Data items
-------------------------
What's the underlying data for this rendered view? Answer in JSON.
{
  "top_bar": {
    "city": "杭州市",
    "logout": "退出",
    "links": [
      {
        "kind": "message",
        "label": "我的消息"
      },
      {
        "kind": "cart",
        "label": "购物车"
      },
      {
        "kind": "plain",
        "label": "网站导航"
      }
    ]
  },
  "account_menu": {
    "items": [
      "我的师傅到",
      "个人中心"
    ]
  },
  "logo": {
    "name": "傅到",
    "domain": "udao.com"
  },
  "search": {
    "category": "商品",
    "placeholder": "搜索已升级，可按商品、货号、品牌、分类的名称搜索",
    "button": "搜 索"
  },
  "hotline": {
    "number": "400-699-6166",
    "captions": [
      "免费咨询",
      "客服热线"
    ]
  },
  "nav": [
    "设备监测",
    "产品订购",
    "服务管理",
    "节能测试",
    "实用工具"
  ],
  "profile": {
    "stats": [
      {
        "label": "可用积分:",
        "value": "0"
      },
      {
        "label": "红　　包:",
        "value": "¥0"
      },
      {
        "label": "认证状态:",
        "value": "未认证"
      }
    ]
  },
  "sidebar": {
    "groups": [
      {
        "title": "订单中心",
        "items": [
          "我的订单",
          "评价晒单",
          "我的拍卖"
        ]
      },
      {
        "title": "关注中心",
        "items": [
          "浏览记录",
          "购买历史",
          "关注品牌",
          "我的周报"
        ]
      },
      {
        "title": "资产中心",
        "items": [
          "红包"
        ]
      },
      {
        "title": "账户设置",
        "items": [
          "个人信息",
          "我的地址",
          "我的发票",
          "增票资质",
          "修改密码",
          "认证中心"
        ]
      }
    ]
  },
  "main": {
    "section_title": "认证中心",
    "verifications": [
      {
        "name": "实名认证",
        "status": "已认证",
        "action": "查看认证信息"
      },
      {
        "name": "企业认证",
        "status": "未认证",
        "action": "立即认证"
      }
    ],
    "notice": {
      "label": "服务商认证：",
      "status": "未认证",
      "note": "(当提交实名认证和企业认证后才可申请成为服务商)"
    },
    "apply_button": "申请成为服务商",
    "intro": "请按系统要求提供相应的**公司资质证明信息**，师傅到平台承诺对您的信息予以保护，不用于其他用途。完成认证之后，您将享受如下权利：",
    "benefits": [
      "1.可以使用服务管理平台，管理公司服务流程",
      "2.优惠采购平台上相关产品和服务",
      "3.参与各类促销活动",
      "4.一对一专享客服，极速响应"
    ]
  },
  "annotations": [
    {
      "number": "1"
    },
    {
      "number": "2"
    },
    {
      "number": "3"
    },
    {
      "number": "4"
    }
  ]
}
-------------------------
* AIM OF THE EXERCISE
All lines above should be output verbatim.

* TASK OUTPUT
What's the underlying data for this rendered view? Answer in JSON.
{
  "top_bar": {
    "city": "杭州市",
    "logout": "退出",
    "links": [
      {
        "kind": "message",
        "label": "我的消息"
      },
      {
        "kind": "cart",
        "label": "购物车"
      },
      {
        "kind": "plain",
        "label": "网站导航"
      }
    ]
  },
  "account_menu": {
    "items": [
      "我的师傅到",
      "个人中心"
    ]
  },
  "logo": {
    "name": "傅到",
    "domain": "udao.com"
  },
  "search": {
    "category": "商品",
    "placeholder": "搜索已升级，可按商品、货号、品牌、分类的名称搜索",
    "button": "搜 索"
  },
  "hotline": {
    "number": "400-699-6166",
    "captions": [
      "免费咨询",
      "客服热线"
    ]
  },
  "nav": [
    "设备监测",
    "产品订购",
    "服务管理",
    "节能测试",
    "实用工具"
  ],
  "profile": {
    "stats": [
      {
        "label": "可用积分:",
        "value": "0"
      },
      {
        "label": "红　　包:",
        "value": "¥0"
      },
      {
        "label": "认证状态:",
        "value": "未认证"
      }
    ]
  },
  "sidebar": {
    "groups": [
      {
        "title": "订单中心",
        "items": [
          "我的订单",
          "评价晒单",
          "我的拍卖"
        ]
      },
      {
        "title": "关注中心",
        "items": [
          "浏览记录",
          "购买历史",
          "关注品牌",
          "我的周报"
        ]
      },
      {
        "title": "资产中心",
        "items": [
          "红包"
        ]
      },
      {
        "title": "账户设置",
        "items": [
          "个人信息",
          "我的地址",
          "我的发票",
          "增票资质",
          "修改密码",
          "认证中心"
        ]
      }
    ]
  },
  "main": {
    "section_title": "认证中心",
    "verifications": [
      {
        "name": "实名认证",
        "status": "已认证",
        "action": "查看认证信息"
      },
      {
        "name": "企业认证",
        "status": "未认证",
        "action": "立即认证"
      }
    ],
    "notice": {
      "label": "服务商认证：",
      "status": "未认证",
      "note": "(当提交实名认证和企业认证后才可申请成为服务商)"
    },
    "apply_button": "申请成为服务商",
    "intro": "请按系统要求提供相应的**公司资质证明信息**，师傅到平台承诺对您的信息予以保护，不用于其他用途。完成认证之后，您将享受如下权利：",
    "benefits": [
      "1.可以使用服务管理平台，管理公司服务流程",
      "2.优惠采购平台上相关产品和服务",
      "3.参与各类促销活动",
      "4.一对一专享客服，极速响应"
    ]
  },
  "annotations": [
    {
      "number": "1"
    },
    {
      "number": "2"
    },
    {
      "number": "3"
    },
    {
      "number": "4"
    }
  ]
}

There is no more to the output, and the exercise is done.